« Reply #2879 on: October 10, 2021, 01:41:26 pm »
Thanks. Contemptuous is the word I wanted but couldn't think of. (That seems to be happening a lot these days.  :(  )

And here's another New Yorker-ism that annoys me: From time to time I see authors use acronyms but don't spell them out. The latest I've seen is in John Seabrook's article on nonalcoholic beer (Sept. 27). In the second paragraph he uses the acronym "I.P.A." He also uses "N.A.," but it's pretty easy to figure that one out as "non-alcoholic," but what is "I.P.A."? Is that something beer drinkers would know, or drinkers of non-alcoholic beer?

At least I learned that O'Doul's is a non-alcoholic beer. I've heard of it didn't know it was non-alcoholic.


My neighbors and i forget words and names often. I said I?d heard that if you can think of it within 15 minutes you?re OK. So when we do it ? which is frequently ? someone will pretend to look at their watch, set a timer, etc. We almost always think of it in less than 5. It?s weird that when one person forgets a word, often others do, too.

One time one of us texted the name to the others a couple of hours later. We were trying to think of the presidential candidate who fooled around and for some reason challenged the press to try to find evidence. They immediately uncovered a photo of him on a boat called Monkey Business. Knowing all that does his name come immediately to you?

When I?m sitting alone at a computer I cheat and google.

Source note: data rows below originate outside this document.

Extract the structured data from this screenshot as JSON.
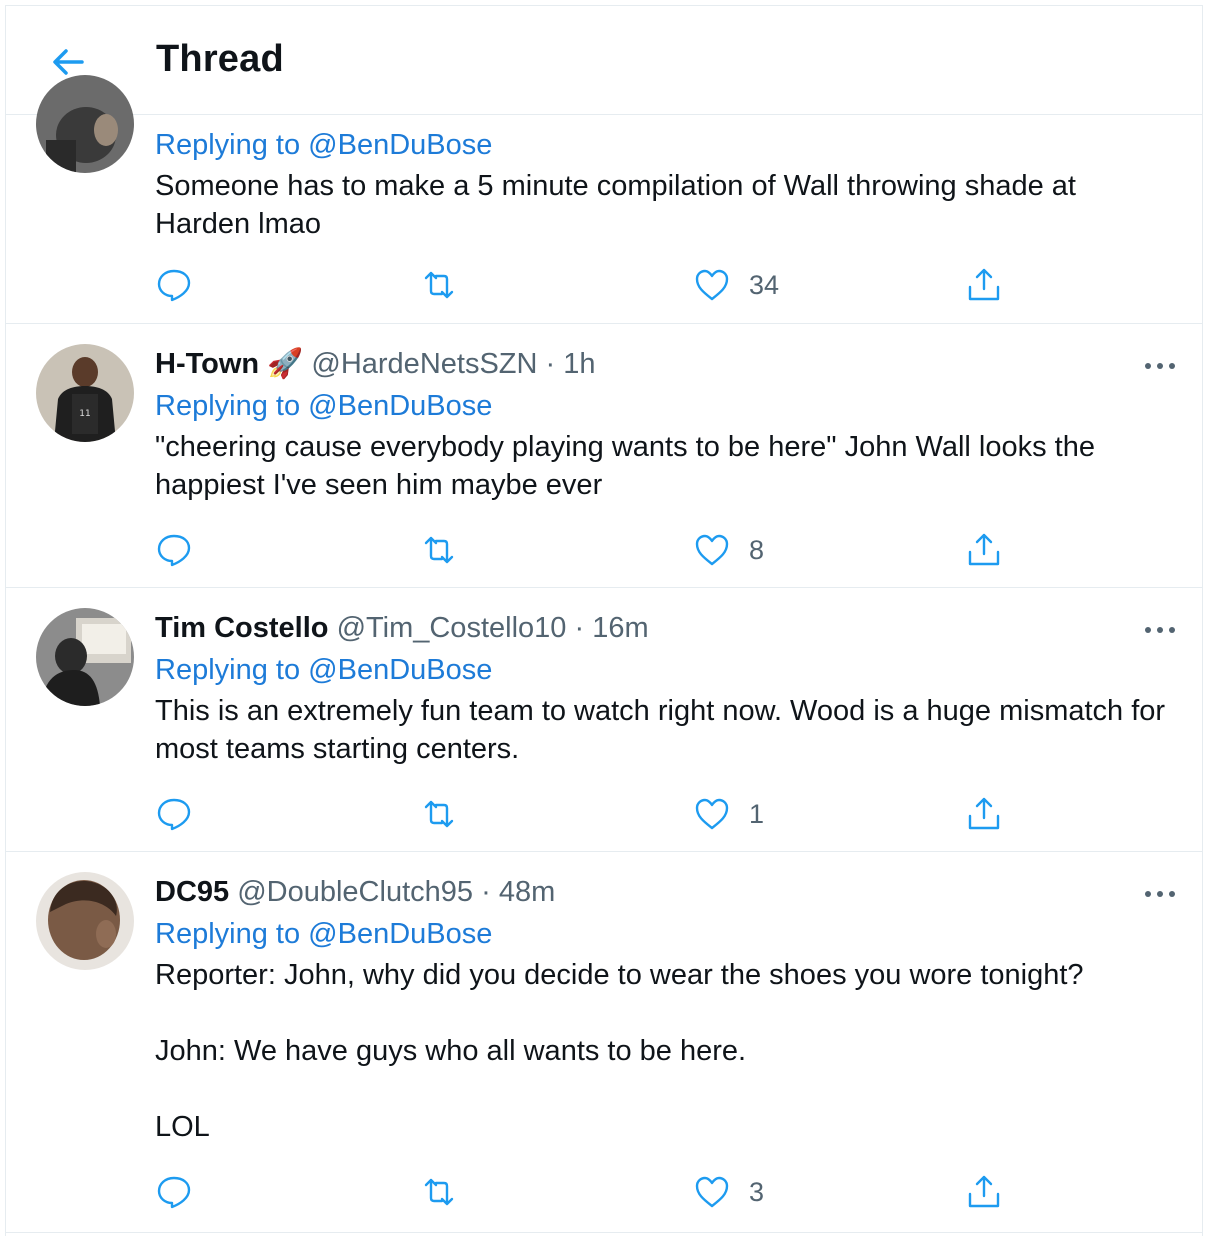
{
  "header": {
    "title": "Thread"
  },
  "tweets": [
    {
      "name": "",
      "emoji": "",
      "handle": "",
      "time": "",
      "replying_prefix": "Replying to",
      "replying_to": "@BenDuBose",
      "text": "Someone has to make a 5 minute compilation of Wall throwing shade at Harden lmao",
      "likes": "34"
    },
    {
      "name": "H-Town",
      "emoji": "🚀",
      "handle": "@HardeNetsSZN",
      "time": "1h",
      "replying_prefix": "Replying to",
      "replying_to": "@BenDuBose",
      "text": "\"cheering cause everybody playing wants to be here\" John Wall looks the happiest I've seen him maybe ever",
      "likes": "8"
    },
    {
      "name": "Tim Costello",
      "emoji": "",
      "handle": "@Tim_Costello10",
      "time": "16m",
      "replying_prefix": "Replying to",
      "replying_to": "@BenDuBose",
      "text": "This is an extremely fun team to watch right now. Wood is a huge mismatch for most teams starting centers.",
      "likes": "1"
    },
    {
      "name": "DC95",
      "emoji": "",
      "handle": "@DoubleClutch95",
      "time": "48m",
      "replying_prefix": "Replying to",
      "replying_to": "@BenDuBose",
      "text": "Reporter: John, why did you decide to wear the shoes you wore tonight?\n\nJohn: We have guys who all wants to be here.\n\nLOL",
      "likes": "3"
    }
  ],
  "meta_separator": "·",
  "icons": {
    "back": "arrow-left-icon",
    "reply": "speech-bubble-icon",
    "retweet": "retweet-icon",
    "like": "heart-icon",
    "share": "share-icon",
    "more": "ellipsis-icon"
  },
  "colors": {
    "accent": "#1d9bf0",
    "link": "#1d7bd8",
    "secondary": "#536471",
    "divider": "#e6ecf0"
  }
}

IPA stands for India Pale Ale, a popular, hoppy beer. Well known among beer drinkers and carried by many or maybe most breweries. Still, I agree he should have spelled it out in first reference. Obviously TNY doesn?t follow AP style, but does it follow another style or just have its own?